Updated: Feb 20, 2022
It's been said that a goal you don't write down is just a dream, and that's true. But even writing down your goals doesn't set you up for success if you don't optimize their conception, or even their phrasing. The better or more clearly defined the goals, the better your results will be, so let's look at five key ways to supercharge the quality of your goals, so you can maximize your output.
The SMART acronym is a simple system of how to think about and form your goals. The acronym stands for five characteristics possessed by every top-level goal statement. The more you make your goals SMART, in a systematic and focused manner, the better your goals will be.
If you write down your "goal" as a general statement of intent, it's not much less of a dream than if you hadn't written it down at all. Instead, you want to make your goals as specific as possible. Start by asking yourself what exactly you want to achieve, and add details as appropriate. Eg:
Bad: I want to be rich. Good: I want to earn $15,000 a month Better: I want to earn $15,000 a month in passive income.
Note, too many details can make your goal hard to remember and too cluttered to remain meaningful. Stick with the top-level, essential information about exactly what you have committed to achieve.
If your goal isn't measurable, it's impossible to tell when you're done. Without it being evaluated, it's very difficult to set a workable pathway to success. As you saw in the examples for Specific goals, a numerical value is a great place to start.
I want to be rich becomes I want to earn $15,000 a month I want to lose weight becomes I want to lose 5kg I want to grow my business becomes I want to hire three new sales staff and an admin assistant.
Besides establishing a black-and-white "finish line" for the goal, measurable goals allow you to create benchmarks/milestones towards success, so you can gauge your progress as you go.
If your goal is something that doesn't lend itself to numbers (eg I want a closer relationship with my children), shift the goal to behaviors that can lead to numerical quantification (eg, I will spend one-on-one moments with each of my children for an hour each week).
Of all the items in SMART, this is the simplest to explain but the hardest to make yourself stick to. Your goal must be realistic within all the realities of the time frame in which it is set. If you don't believe your goal can be achieved, you won't work in good faith toward achieving it. To that end, be certain your goal is attainable given:
a) The resources you have. Buy a Rolls-Royce is not an attainable goal if you make $5,000 a year.
b) You or your team's skillsets. Learn C-PLUS coding is not an attainable goal if you're still struggling with Excel.
c) The time frame. Lose 5Kg is not an attainable goal for most people if you try during the holidays.
d) Your context. Be the leading soft drink company is attainable for Coca-Cola and PepsiCo. It's not reasonable for the beverage company you just started in your garage. At least not yet.

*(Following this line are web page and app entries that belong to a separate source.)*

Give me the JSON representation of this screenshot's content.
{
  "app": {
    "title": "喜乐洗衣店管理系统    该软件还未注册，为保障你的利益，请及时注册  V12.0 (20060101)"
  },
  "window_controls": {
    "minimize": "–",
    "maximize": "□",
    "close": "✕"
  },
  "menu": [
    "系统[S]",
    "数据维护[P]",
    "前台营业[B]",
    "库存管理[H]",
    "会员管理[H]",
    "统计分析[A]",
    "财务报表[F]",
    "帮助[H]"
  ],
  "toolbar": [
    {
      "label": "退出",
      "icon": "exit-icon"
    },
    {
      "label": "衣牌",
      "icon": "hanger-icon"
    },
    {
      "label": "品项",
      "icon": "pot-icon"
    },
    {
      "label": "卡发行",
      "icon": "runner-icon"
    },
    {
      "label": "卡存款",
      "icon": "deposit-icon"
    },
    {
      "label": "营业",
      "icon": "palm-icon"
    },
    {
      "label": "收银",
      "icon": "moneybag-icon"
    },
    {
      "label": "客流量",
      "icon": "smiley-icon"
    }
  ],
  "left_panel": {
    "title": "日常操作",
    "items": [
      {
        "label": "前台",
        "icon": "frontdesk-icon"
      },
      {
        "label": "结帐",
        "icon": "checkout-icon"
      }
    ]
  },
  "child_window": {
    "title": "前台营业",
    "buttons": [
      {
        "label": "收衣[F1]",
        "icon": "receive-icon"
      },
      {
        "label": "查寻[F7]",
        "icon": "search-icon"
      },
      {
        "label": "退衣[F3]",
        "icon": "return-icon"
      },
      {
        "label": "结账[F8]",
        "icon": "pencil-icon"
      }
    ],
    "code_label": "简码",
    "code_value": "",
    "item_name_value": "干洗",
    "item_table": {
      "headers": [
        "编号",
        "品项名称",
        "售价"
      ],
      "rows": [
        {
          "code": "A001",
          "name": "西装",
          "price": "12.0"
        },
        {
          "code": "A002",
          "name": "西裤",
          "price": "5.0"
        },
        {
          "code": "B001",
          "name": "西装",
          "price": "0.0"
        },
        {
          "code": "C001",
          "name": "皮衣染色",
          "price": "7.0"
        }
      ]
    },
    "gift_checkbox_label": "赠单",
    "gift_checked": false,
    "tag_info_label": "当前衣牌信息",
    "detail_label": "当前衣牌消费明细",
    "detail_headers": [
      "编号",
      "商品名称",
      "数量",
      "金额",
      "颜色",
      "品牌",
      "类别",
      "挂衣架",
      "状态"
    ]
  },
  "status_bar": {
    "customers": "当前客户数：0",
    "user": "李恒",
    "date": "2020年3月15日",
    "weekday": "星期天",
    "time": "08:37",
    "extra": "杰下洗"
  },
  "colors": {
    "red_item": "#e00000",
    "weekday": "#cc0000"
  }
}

This means it must be relevant to your overall values and life plan. Get a Ph.D. is a laudable goal, if high-end education is important to your life plan and related with what you find important. If it's not, it will be hard to engage with your goal enough to put in the work required to achieve it.
If you don't set a time limit for your goals, the temptation to "start tomorrow" every day looms large because so many other things will feel more urgent and pressing. Instead, give every goal statement you write a defined time limit.
Bad: I want to lose 5kg Good: I want to lose 5kg by this date in 3 months.
To really make SMART goals Time-Bound, split up your final goal into achievable benchmarks/milestones.
Take those 5kg in 3 months, and make it 2kg per month.
This way you can fine-tune your methods as you go.
The best practice when it comes to setting and attaining your goals is to review them regularly. Post your top-level goals someplace you can see them every day: This is why weekly goals translated into daily to-do list is very important.
Place your goals, in written form, so that you interact with them all the time. Then, on at least a monthly basis, review them in detail. Confirm they are still SMART, and the methods you are using to attain them are actually bringing you closer to meeting your goals.
a) Become emotionally attached to your goals that you won't be destructed by challenges and obstacles along your way.
b) Set your short term goals low so that the enthusiasm derived from achieving them will be your driving force when the excitement and motivation in setting them is long gone.
c) Keep the long term goals high so you'll remain aspiring for greater impact on yourself and society.
Using the SMART system hacks and pairing them with frequent review, doesn't 100% guarantee that you will reach them...but it will make getting where you want to be much more likely >95% than any other method.